Before I head out, I no longer create "shot lists" of things I must photograph. Instead, I commit to going with the flow, taking it all in, and letting situations unfold organically. This has led to more adventure, and therefore, more meaningful photographs.
Each morning, I thank God for all that he's done in my life. From the once barren ashes of sorrow has grown immense joy. Over the last 18 years, the vehicle for this transformation has been the camera.
I commemorated this with a new piece on my right arm. The stem of a rose, complete with thorns, rises from the lens before opening into an exquisite blossom. This was a bit of a collaboration between my original idea, and the creative talent of artist @brendangrimes. I know not everyone is a fan of ink, but I view it as an outward representation of an inner change.
Thanks so much to all of you for sharing in my work and being part of this journey with me.
If you had to pick an image from your catalog that best represented how you feel today, what would it be?
I woke up filled with optimism. Sure there are suspicious clouds, but also vast fields of beautiful possibility. Reigning over all of this is the Lord. I walk with gratitude, always striving to keep my eyes on Him. It's not about a large gaudy church with gold gilding and stained glass. Instead, I'm working to grow a quiet personal relationship with God.
What are you pondering as we head into the weekend?
Every Autumn, a little known Dahlia garden grows behind an administrative building at Eisenhower Park. It's overgrown now with knee high grass and unkept flower beds. Still, the resilience of the Dahlias is evident in the way they reach towards the sun.
While my main subject here was obviously the flowers, what I was really looking for was interesting light and shadows. I worked simply with my Pen F and 20mm f1.7 lens. I also used a circular polarizer to accentuate the deep blue sky. Most of the shots were taken from a low vantage point as I found that more interesting.
Throughout my life, the most dramatic changes always seem to take place in Fall. 🍁 While transitions are not without obstacles, I am on the precipice of exciting new adventures both personally and professionally. For this, I am filled with hope and gratitude.

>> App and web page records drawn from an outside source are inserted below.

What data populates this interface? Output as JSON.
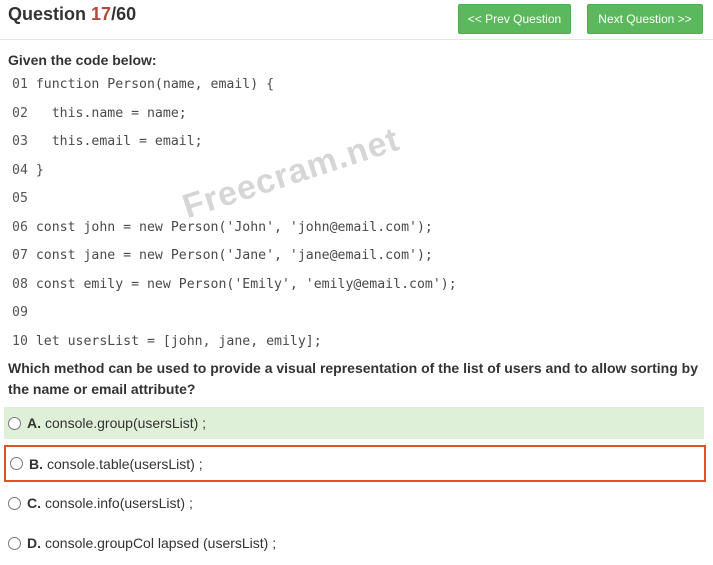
{
  "header": {
    "question_label": "Question",
    "current": "17",
    "total": "/60",
    "prev_label": "<< Prev Question",
    "next_label": "Next Question >>"
  },
  "given_label": "Given the code below:",
  "code_lines": [
    {
      "n": "01",
      "code": "function Person(name, email) {"
    },
    {
      "n": "02",
      "code": "  this.name = name;"
    },
    {
      "n": "03",
      "code": "  this.email = email;"
    },
    {
      "n": "04",
      "code": "}"
    },
    {
      "n": "05",
      "code": ""
    },
    {
      "n": "06",
      "code": "const john = new Person('John', 'john@email.com');"
    },
    {
      "n": "07",
      "code": "const jane = new Person('Jane', 'jane@email.com');"
    },
    {
      "n": "08",
      "code": "const emily = new Person('Emily', 'emily@email.com');"
    },
    {
      "n": "09",
      "code": ""
    },
    {
      "n": "10",
      "code": "let usersList = [john, jane, emily];"
    }
  ],
  "watermark": "Freecram.net",
  "question_text": "Which method can be used to provide a visual representation of the list of users and to allow sorting by the name or email attribute?",
  "options": [
    {
      "letter": "A.",
      "text": "console.group(usersList) ;"
    },
    {
      "letter": "B.",
      "text": "console.table(usersList) ;"
    },
    {
      "letter": "C.",
      "text": "console.info(usersList) ;"
    },
    {
      "letter": "D.",
      "text": "console.groupCol lapsed (usersList) ;"
    }
  ],
  "colors": {
    "button_green": "#5cb85c",
    "correct_bg": "#dff0d8",
    "selected_border": "#e0531f",
    "question_number": "#b04a3f"
  }
}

No matter the season, photography has been a consistent source of freedom and comfort. Sharing this craft with others brings me unparalleled joy. Whether I'm teaching a workshop or posting an image, it's a way to connect on a deeper level. So today, as we shift into Autumn, I wanted to offer two pieces of writing to ponder.

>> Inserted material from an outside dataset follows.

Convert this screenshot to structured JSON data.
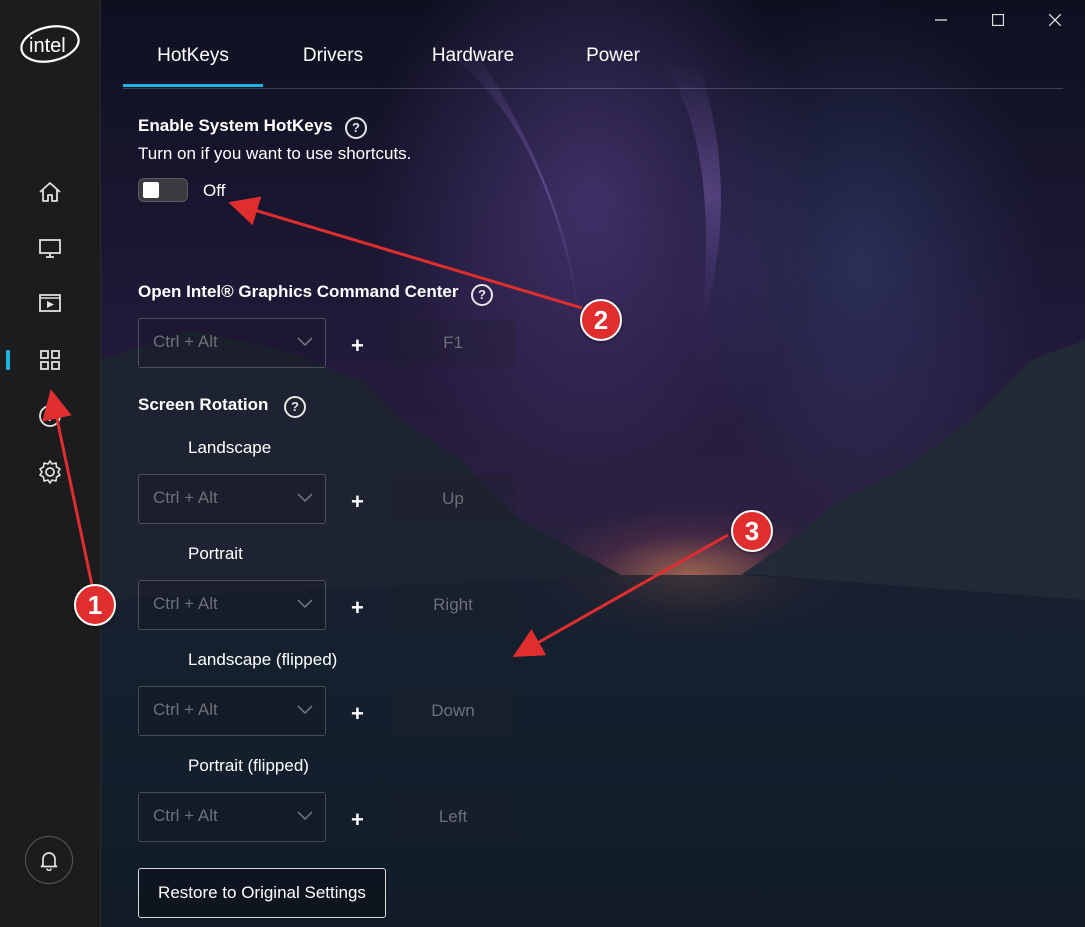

From Shakespeare's "Hamlet": This above all: to thine own self be true. - - - - I once found this line somewhat self centered. Now I realize, the only way to impact others positively is to follow your own heart.

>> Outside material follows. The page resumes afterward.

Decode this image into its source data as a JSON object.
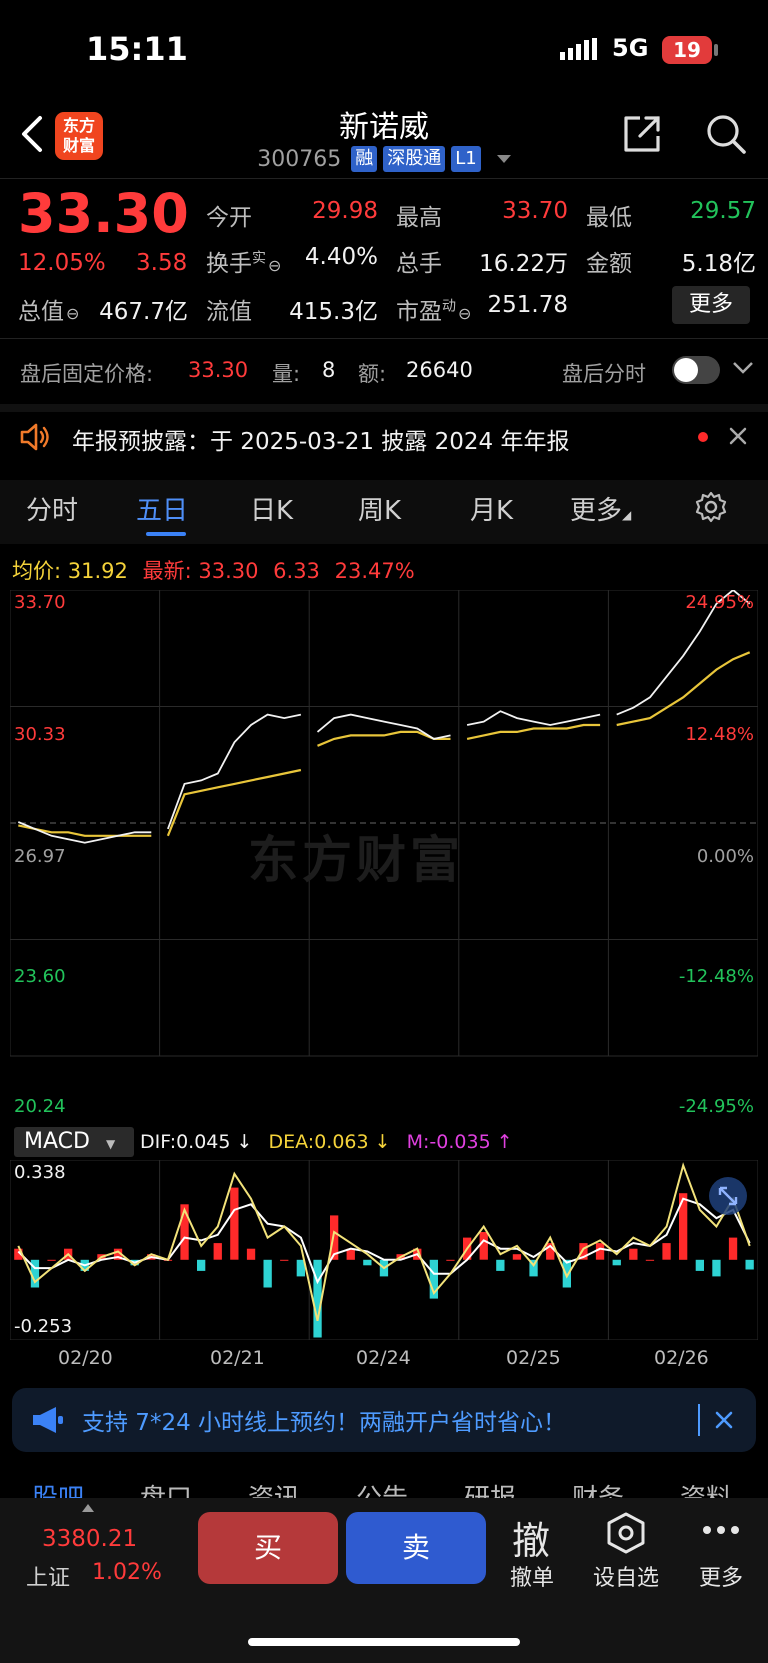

From John Mayer's song "Somethings Missing": When autumn comes, It doesn't ask. It just walks in where it left you last. You never know when it starts. Until there's fog inside the glass around your summer heart. ♥️
I thank you once again for accompanying me on this fantastic journey thus far.
Your friend - Chris
J O Y sometimes develops in the simplest of ways. From a good cup of coffee to a long drive with stirring music, or a solitary stroll with my camera. I've never felt quite as in-tune with the way my inner emotions manifest into outward creations. The camera no longer feels merely like a tool, but rather a personal translator to help express my feelings.
I've been reflecting quite a bit on my path, the amazing places I've been, and also those I've yet to see. When I open my eyes each morning, here's what excites me... A n y t h i n g is possible! Sure there are days when I may not feel chipper, but that's the best time to head out and create art.
Hoping you are all having a fulfilling weekend. As always, I'm truly grateful to be sharing this journey with you. ✌️